A 5 year old girl named Lucía, comes home from school. She runs to the kitchen saying she wants water! She rapidly grabs a glass and pours water on it. Seconds after she accidentally drops it and makes a mess. Mom comes to the rescue and the first thing she does is shout to Lucia: "Lucia! I've told you many times! Don't grab this glasses, use the plastic ones! Are you deaf or something????!!!"
Lucia looks at her feeling attacked, and sad, maybe a little angry too. The fact is she hand't dropped the glass on purpose. She just thought since she is growing she was now able to grab one big glass like her brothers.
This exampled repeated many times when: Lucia is bothering her little brother, Lucia messed her dad's work papers, Lucia didn't finish her meal, Lucia didn't say hi to grandma... etc etc.. Creates for Lucia an environment where she feels attacked just for being her.
Remember we are dealing with KIDS here. It is normal for them to mess up things, to make mistakes! Specially if they are toddlers. It's absolutely natural!!!
But when children feel attacked by the people who are supposed to give them love and support, their inner self esteem is hurt. Anger creates more anger and their overall sense of confidence in life is deeply damaged.
The choice to shout and punish our children will overtime generarte more chaos and more damage.
Coming back to the example of Lucia dropping the glass. Let's explore a different response:
Mom hears Lucia drops the water and runs to the kitchen. Instead of just shouting she keeps calm and breathes. She looks at her eyes and feels empathy for her 5 year old girl. Understanding it was an accident she says: "Wow! What a mess! Don't worry I imagine it's not easy to hold those big glasses, that's why I've asked you to use the plastic ones, remember? Let's clean up and get you some water."

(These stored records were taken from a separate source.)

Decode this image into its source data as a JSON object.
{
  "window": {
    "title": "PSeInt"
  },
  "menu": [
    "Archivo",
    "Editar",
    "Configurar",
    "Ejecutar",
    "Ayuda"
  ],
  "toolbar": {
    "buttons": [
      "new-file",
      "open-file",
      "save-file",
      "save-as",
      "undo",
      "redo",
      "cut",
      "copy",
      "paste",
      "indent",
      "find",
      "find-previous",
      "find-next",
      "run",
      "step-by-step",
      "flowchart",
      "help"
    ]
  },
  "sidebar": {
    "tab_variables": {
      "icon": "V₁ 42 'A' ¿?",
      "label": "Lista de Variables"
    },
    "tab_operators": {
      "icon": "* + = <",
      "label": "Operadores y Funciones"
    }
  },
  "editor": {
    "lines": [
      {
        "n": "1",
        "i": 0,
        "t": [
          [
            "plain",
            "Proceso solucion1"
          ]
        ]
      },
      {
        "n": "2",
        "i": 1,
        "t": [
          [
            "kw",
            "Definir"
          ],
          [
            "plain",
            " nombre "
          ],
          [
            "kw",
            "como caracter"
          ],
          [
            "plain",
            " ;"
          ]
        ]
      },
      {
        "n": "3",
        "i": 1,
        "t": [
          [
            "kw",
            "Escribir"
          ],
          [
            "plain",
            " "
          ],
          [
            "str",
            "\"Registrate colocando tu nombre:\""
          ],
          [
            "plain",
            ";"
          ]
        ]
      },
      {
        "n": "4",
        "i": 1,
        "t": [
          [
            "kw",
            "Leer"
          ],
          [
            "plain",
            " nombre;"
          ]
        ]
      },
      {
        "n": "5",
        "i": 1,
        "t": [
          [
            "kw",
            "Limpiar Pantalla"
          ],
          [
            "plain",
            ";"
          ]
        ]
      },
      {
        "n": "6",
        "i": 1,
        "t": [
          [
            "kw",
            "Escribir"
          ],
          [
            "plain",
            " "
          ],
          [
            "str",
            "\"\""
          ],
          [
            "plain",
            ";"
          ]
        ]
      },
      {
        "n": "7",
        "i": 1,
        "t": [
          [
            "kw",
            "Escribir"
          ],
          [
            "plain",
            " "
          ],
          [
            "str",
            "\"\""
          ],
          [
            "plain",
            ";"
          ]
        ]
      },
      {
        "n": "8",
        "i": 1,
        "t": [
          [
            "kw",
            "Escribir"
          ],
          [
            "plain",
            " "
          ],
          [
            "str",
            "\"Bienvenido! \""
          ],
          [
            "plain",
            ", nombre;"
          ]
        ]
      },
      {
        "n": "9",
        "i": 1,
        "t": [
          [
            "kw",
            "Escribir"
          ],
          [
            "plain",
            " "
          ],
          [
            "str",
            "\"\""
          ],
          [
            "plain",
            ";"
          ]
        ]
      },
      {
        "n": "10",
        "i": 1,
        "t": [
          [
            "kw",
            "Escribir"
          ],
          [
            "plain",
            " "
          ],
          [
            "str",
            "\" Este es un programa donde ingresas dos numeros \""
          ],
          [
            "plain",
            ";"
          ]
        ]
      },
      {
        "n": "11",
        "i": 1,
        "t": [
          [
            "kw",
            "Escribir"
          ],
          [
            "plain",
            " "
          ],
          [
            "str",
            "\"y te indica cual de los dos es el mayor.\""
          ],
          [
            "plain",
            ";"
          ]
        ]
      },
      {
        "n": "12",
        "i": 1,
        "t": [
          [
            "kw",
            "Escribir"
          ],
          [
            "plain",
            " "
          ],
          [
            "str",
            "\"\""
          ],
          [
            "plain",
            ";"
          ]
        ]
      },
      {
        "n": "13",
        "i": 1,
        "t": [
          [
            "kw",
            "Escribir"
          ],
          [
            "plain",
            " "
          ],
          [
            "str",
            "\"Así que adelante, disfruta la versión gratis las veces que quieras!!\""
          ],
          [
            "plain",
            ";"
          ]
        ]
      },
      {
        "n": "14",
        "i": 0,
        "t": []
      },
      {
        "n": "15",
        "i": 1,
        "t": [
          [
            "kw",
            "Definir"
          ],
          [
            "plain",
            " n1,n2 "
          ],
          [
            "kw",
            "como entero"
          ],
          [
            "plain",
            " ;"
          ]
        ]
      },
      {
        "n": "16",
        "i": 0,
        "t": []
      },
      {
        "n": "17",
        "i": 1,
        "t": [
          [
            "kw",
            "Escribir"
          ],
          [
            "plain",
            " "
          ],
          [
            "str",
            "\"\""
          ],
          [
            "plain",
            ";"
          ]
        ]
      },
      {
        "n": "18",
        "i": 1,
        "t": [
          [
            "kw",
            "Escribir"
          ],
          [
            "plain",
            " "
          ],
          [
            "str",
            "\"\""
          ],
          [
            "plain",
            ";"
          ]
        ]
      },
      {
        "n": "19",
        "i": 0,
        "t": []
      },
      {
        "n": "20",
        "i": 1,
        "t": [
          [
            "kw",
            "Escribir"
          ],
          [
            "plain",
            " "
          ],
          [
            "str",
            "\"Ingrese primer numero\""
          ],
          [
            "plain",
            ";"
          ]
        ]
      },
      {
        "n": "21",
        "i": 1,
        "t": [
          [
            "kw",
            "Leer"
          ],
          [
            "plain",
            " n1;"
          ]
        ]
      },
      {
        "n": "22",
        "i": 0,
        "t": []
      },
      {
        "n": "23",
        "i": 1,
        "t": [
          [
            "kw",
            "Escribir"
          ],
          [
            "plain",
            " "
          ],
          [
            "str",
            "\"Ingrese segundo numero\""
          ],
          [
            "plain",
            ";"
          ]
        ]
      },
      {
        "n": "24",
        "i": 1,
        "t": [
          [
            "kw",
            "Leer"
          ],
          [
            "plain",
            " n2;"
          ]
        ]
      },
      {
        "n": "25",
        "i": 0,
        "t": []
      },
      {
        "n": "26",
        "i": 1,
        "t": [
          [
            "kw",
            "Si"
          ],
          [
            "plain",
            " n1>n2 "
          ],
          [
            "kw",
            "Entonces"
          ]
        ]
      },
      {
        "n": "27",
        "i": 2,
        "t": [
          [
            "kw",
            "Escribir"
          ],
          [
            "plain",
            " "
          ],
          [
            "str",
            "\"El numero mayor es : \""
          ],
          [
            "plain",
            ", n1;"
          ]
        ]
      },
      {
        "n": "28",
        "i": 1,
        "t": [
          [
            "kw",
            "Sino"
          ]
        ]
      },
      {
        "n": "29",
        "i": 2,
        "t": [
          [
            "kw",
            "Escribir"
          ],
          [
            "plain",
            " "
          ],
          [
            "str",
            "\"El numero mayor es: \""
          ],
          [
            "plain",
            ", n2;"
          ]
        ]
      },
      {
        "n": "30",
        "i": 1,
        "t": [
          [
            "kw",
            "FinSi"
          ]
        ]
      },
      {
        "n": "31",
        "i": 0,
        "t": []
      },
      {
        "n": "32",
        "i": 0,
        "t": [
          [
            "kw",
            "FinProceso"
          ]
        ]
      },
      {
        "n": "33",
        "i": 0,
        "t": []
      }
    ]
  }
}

See? The same situation gave rise to two totally different reactions. One that actually builds security, love and self estem; and the other one that destroys and creates more ager an chaos.
Children that are commonly punished and shouted to, build up anger and resentment. It is proved that harsh verbal discipline-cursing, insults, and shouting—can be as harmful to kids as hitting or spanking.
A solution would be: 1) keep calm 2) feel empathy, 3)describe the situation and find a solution or establish a logical consequence (I will explain this last one in another blog)
Sometimes children are too young to understand the consequences of their acts. Ex: a baby pulling his brothers hair. Toddler climbing a fence. Toddler opening faucet and leaving the running water.
Thank You for your time and comments